Anti-war Code Pink members began arriving at the Lincoln Memorial on Wednesday, saying in a press release they intended "to protest the militarization of July 4" and hold an "anti-imperialist festival" Thursday on the National Mall.
They were looking to float a “Baby Trump” balloon -- versions of which have been flown at protests in London -- blocks away from the national celebration. The National Park Service denied their initial request to fly the blimp, but Code Pink filed additional paperwork in a last-ditch bid to see the inflated caricature of the president take float.
The bid was rejected. “We are not allowed to fly the baby just keep him on the ground,” a Code Pink official said.
But other left-wing activists organized by All Out D.C. are set to mobilize on Saturday in response to a planned rally by self-described “Western chauvinist” group the Proud Boys. U.S. Park Police, which covers the National Mall, is on alert, according to the Washington Post.
"We'll have people in different locations and watching," spokesperson Sgt. Eduardo Delgado told the Post. "We prepare for the worst and hope for the best."
The worst could be a repeat of what happened in Portland, Ore., last weekend, when Antifa members attacked conservative demonstrators including the Proud Boys.

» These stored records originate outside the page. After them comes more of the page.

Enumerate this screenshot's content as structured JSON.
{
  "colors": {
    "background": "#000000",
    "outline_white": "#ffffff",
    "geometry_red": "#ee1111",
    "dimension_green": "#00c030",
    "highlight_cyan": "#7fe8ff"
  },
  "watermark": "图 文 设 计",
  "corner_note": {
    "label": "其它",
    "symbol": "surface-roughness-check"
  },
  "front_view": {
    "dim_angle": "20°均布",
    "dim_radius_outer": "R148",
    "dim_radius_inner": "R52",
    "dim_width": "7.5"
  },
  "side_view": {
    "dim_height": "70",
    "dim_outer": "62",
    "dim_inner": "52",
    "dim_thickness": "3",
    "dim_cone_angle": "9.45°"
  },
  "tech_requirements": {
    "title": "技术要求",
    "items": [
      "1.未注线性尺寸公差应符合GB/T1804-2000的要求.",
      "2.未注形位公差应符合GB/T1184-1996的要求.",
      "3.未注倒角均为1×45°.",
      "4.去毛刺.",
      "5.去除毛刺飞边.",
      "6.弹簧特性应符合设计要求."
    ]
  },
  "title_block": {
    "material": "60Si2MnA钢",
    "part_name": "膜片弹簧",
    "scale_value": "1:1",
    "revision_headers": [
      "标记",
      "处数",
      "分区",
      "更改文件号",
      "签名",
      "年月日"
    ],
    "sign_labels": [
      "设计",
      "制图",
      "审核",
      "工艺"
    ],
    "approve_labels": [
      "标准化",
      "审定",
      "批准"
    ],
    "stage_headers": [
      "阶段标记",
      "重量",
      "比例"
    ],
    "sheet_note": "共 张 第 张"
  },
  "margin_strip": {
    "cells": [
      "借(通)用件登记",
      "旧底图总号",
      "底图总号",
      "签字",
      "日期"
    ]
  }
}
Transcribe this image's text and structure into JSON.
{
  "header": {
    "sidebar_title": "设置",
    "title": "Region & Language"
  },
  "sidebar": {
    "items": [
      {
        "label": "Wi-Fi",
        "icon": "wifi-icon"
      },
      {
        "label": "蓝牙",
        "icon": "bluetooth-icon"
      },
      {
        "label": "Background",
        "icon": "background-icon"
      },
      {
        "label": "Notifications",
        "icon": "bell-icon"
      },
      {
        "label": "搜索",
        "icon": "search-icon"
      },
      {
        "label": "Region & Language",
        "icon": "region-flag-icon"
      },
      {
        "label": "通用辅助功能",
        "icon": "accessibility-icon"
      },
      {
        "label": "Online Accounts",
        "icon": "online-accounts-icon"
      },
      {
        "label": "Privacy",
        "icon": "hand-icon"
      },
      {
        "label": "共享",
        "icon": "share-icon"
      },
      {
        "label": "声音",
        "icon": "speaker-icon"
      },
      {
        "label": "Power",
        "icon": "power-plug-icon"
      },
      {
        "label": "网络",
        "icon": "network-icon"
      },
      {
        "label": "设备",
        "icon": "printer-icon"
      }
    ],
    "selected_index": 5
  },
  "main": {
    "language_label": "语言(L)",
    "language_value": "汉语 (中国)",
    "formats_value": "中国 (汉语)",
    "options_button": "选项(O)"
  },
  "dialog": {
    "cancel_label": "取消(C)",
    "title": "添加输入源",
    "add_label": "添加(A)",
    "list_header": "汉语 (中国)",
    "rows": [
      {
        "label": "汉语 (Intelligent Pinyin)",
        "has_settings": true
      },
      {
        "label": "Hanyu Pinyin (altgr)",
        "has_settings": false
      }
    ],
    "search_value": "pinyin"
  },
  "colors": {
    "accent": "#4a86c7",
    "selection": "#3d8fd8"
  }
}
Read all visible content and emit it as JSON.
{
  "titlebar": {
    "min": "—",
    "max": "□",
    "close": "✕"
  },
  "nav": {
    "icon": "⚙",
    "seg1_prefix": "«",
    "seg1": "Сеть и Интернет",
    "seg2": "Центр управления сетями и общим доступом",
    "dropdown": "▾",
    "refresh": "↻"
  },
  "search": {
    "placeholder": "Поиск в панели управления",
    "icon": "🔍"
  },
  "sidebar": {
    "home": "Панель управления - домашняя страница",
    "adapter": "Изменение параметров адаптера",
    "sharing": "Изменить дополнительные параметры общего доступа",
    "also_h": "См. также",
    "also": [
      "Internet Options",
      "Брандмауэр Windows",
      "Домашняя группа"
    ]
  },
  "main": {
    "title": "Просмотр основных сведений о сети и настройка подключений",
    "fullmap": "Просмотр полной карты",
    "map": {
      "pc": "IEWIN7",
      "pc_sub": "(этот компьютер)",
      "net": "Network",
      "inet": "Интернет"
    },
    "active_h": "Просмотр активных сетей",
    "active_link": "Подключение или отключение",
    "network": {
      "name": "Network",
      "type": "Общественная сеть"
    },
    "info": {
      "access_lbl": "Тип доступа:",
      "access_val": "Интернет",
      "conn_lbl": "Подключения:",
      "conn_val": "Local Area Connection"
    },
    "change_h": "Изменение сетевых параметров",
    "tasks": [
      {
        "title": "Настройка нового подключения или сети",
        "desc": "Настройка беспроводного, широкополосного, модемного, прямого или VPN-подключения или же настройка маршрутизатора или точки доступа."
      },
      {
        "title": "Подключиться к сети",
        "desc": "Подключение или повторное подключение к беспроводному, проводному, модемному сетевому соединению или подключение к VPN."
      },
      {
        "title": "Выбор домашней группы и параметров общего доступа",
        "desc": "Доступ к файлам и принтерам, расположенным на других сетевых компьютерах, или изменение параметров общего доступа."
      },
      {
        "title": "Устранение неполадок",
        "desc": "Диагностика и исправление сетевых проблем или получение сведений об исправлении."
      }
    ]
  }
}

Portland police said on Monday that a number people in the crowd concealed and brandished weapons, including "batons, projectiles, and firearms." A total of eight people were treated by medics, including three police officers, and three people were hospitalized, officials said.
One of the All Out D.C. organizers said no one on their side is looking to start a fight, but they will be ready for one.
"No one in Antifa or Black Lives Matter or any of the different affinity groups are looking to instigate something. We are looking to uplift and protect our community as one," Carlos Chavarría told the Post. "But we are prepared for them to try to start a fight with us, to come to our action and try to instigate something."
Trump's plans for Thursday, meanwhile, have drawn complaints over the potentially garish military display and the accompanying cost.
"There's going to be a big price tag for this and the taxpayers will have to pick up the tab," Senate Appropriations Committee member Chris Van Hollen, D-Md., said, according to NPR.
The exact cost of the event is unknown, but the Pentagon is sending a B-2 bomber for a flyover at a rate of $122,311 an hour. That's in addition to Navy F-35 and F-18 fighter jets, Army and Coast Guard helicopters, and Marine V-22 Ospreys. On top of that is an aerial show by the Navy's Blue Angels and appearances by Army Abrams tanks.
A U.S. official told Fox News that two tanks will be moved late Wednesday under the cover of darkness to the National Mall near the Lincoln Memorial.
Trump, who plans to break with tradition and speak at the festivities on Thursday, continues to defend the planning -- and downplay the costs.
"The cost of our great Salute to America tomorrow will be very little compared to what it is worth," Trump said in a Wednesday morning tweet. "We own the planes, we have the pilots, the airport is right next door (Andrews), all we need is the fuel." He said the fireworks that will be part of the celebration were donated.
According to multiple reports, however, the National Park Service is diverting almost $2.5 million for the occasion.
Trump's insistence on speaking at the event drew additional criticism. House Majority Leader Steny Hoyer, D-Md., has described Trump’s July Fourth celebration as “a political rally.”
Fox News' Travis Fedschun, David McAlpine, Lucas Tomlinson and The Associated Press contributed to this report.